It is unclear whether Uber drew up its own airport contract and VanLoh signed it without a thorough vetting or Uber demanded that the Aviation Department’s security clause be removed and VanLoh lay down. VanLoh’s office rerouted my questions for the Aviation Department to Chris Hernandez, spokesman for the city.
“We realized quickly after the contract was signed that it didn’t take into account some public-safety issues,” Hernandez says. “I don’t want people to think we’re pulling back on tech. We want this agreement to work for TNCs [transportation-network companies, e.g., Uber, Lyft], taxis, airport travelers. It’s important to have security for the traveling public.”
A cancellation notice is built into the contract: Either side can nullify it within 30 days. The city invoked this clause last week and asked Uber to add an amendment to the contract to require fingerprint background checks for its airport drivers. You will be shocked to learn that Uber objects to this amendment. (Uber did not respond to The Pitch‘s request for comment. UPDATE: Uber responds: “Dozens of airports have updated, or are in the process of updating, their rules to specifically authorize TNC services. We are thrilled that KCI has taken this step to expand transportation operations for Airport customers. With thousands of rides taking place each day in the city, there is a clear need for fast, reliable and affordable airport trips for residents and visitors to KC.”) So now the city is in the process of determining, as Hernandez puts it, “which level of background checks is best for transportation companies that serve the airport.”
Hernandez adds: “There’s an argument that not everybody working at the airport needs an enhanced level of background check. If you’re a limousine or livery driver, I think everybody agrees that you need a high level of background check because you’re permitted to leave your vehicle unattended and enter the airport. But with TNCs and taxis, do they need to undergo the full fingerprint check or just a Regulated Industries–level background check? So the discussion is about best practices moving forward.”
Bill George, head of Yellow Cab, the largest taxi company in the city, has been part of these ongoing talks and says he’s confident that the city will amend the airport agreement one way or the other.
“The city is aware that whatever they do with Uber will apply equally to all transportation providers, so doing away with background checks for Uber means doing away with background checks for all drivers at the airport,” George tells The Pitch. “I’m not a security expert, but that decision [to lessen security requirements for all airport drivers] seems somewhat suspect to me.”

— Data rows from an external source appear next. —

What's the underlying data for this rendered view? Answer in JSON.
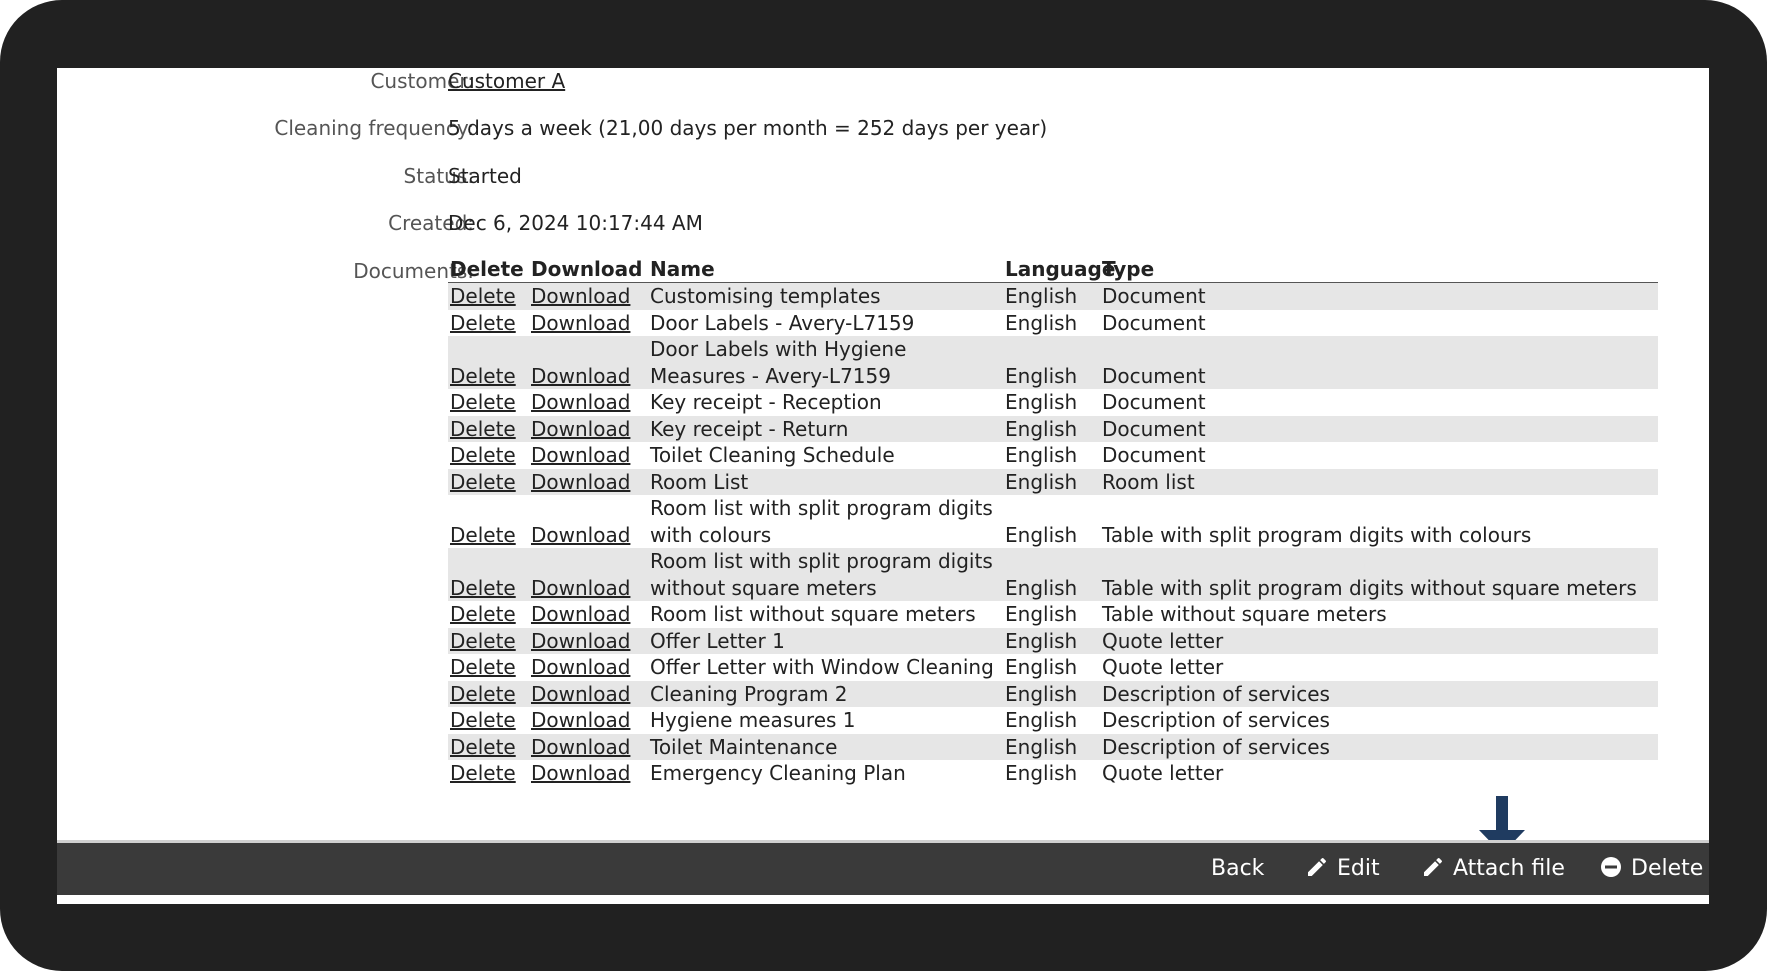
{
  "fields": [
    {
      "label": "Customer:",
      "value": "Customer A",
      "link": true
    },
    {
      "label": "Cleaning frequency:",
      "value": "5 days a week (21,00 days per month = 252 days per year)",
      "link": false
    },
    {
      "label": "Status:",
      "value": "Started",
      "link": false
    },
    {
      "label": "Created:",
      "value": "Dec 6, 2024 10:17:44 AM",
      "link": false
    }
  ],
  "documents": {
    "label": "Documents:",
    "columns": {
      "delete": "Delete",
      "download": "Download",
      "name": "Name",
      "language": "Language",
      "type": "Type"
    },
    "delete_link": "Delete",
    "download_link": "Download",
    "rows": [
      {
        "name": "Customising templates",
        "language": "English",
        "type": "Document"
      },
      {
        "name": "Door Labels - Avery-L7159",
        "language": "English",
        "type": "Document"
      },
      {
        "name": "Door Labels with Hygiene Measures - Avery-L7159",
        "language": "English",
        "type": "Document"
      },
      {
        "name": "Key receipt - Reception",
        "language": "English",
        "type": "Document"
      },
      {
        "name": "Key receipt - Return",
        "language": "English",
        "type": "Document"
      },
      {
        "name": "Toilet Cleaning Schedule",
        "language": "English",
        "type": "Document"
      },
      {
        "name": "Room List",
        "language": "English",
        "type": "Room list"
      },
      {
        "name": "Room list with split program digits with colours",
        "language": "English",
        "type": "Table with split program digits with colours"
      },
      {
        "name": "Room list with split program digits without square meters",
        "language": "English",
        "type": "Table with split program digits without square meters"
      },
      {
        "name": "Room list without square meters",
        "language": "English",
        "type": "Table without square meters"
      },
      {
        "name": "Offer Letter 1",
        "language": "English",
        "type": "Quote letter"
      },
      {
        "name": "Offer Letter with Window Cleaning",
        "language": "English",
        "type": "Quote letter"
      },
      {
        "name": "Cleaning Program 2",
        "language": "English",
        "type": "Description of services"
      },
      {
        "name": "Hygiene measures 1",
        "language": "English",
        "type": "Description of services"
      },
      {
        "name": "Toilet Maintenance",
        "language": "English",
        "type": "Description of services"
      },
      {
        "name": "Emergency Cleaning Plan",
        "language": "English",
        "type": "Quote letter"
      }
    ]
  },
  "toolbar": {
    "back": "Back",
    "edit": "Edit",
    "attach": "Attach file",
    "delete": "Delete"
  },
  "colors": {
    "frame": "#212121",
    "toolbar": "#3a3a3a",
    "row_alt": "#e6e6e6",
    "arrow": "#1f3b60"
  }
}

Multiple instances in the last month alone prove that Uber’s in-house background checks — which the company refuses to share with municipalities — are insufficiently rigorous. Despite this, VanLoh signed a contract with Uber eliminating what he previously told taxi companies were TSA-required background checks for drivers at the airport. To rectify this situation, the city may end up eliminating checks at the airport — historically a target-rich environment for terrorists and criminal activity — for all taxi drivers.

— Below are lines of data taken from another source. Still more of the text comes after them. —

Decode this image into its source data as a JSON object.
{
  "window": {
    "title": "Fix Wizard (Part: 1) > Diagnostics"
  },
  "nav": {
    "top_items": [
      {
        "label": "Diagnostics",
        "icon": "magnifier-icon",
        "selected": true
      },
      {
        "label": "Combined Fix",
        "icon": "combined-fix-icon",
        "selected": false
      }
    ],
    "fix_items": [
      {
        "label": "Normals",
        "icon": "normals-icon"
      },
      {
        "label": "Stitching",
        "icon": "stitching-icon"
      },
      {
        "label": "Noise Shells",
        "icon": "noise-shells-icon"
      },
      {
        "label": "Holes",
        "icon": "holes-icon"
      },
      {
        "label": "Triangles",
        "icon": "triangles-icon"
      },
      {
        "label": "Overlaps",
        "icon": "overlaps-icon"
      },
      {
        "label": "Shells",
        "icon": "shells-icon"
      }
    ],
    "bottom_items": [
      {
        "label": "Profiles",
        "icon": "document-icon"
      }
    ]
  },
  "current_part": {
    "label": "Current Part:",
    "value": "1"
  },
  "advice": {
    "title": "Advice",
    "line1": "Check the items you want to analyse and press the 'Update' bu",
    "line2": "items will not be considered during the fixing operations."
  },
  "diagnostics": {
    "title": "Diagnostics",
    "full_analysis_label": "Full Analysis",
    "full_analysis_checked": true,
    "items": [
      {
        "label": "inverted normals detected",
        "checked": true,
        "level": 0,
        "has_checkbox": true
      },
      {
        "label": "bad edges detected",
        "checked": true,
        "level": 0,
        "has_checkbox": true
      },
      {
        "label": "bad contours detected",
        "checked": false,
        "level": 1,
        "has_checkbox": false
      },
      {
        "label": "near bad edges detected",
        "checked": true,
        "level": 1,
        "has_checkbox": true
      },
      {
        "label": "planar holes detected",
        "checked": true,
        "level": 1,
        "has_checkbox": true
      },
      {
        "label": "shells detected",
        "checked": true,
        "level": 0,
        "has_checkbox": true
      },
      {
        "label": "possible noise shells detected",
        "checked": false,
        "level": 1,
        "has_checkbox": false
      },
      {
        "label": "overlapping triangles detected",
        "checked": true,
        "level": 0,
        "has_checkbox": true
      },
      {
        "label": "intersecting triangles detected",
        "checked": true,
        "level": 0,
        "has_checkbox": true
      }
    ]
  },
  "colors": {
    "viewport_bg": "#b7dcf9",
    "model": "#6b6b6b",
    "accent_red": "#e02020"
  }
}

Is there a way to view these events as other than the city’s leaders are allowing a private company to influence public policy at the expense of public safety? Does an administration so eager to build a new airport tomorrow really care so little about what happens at KCI today?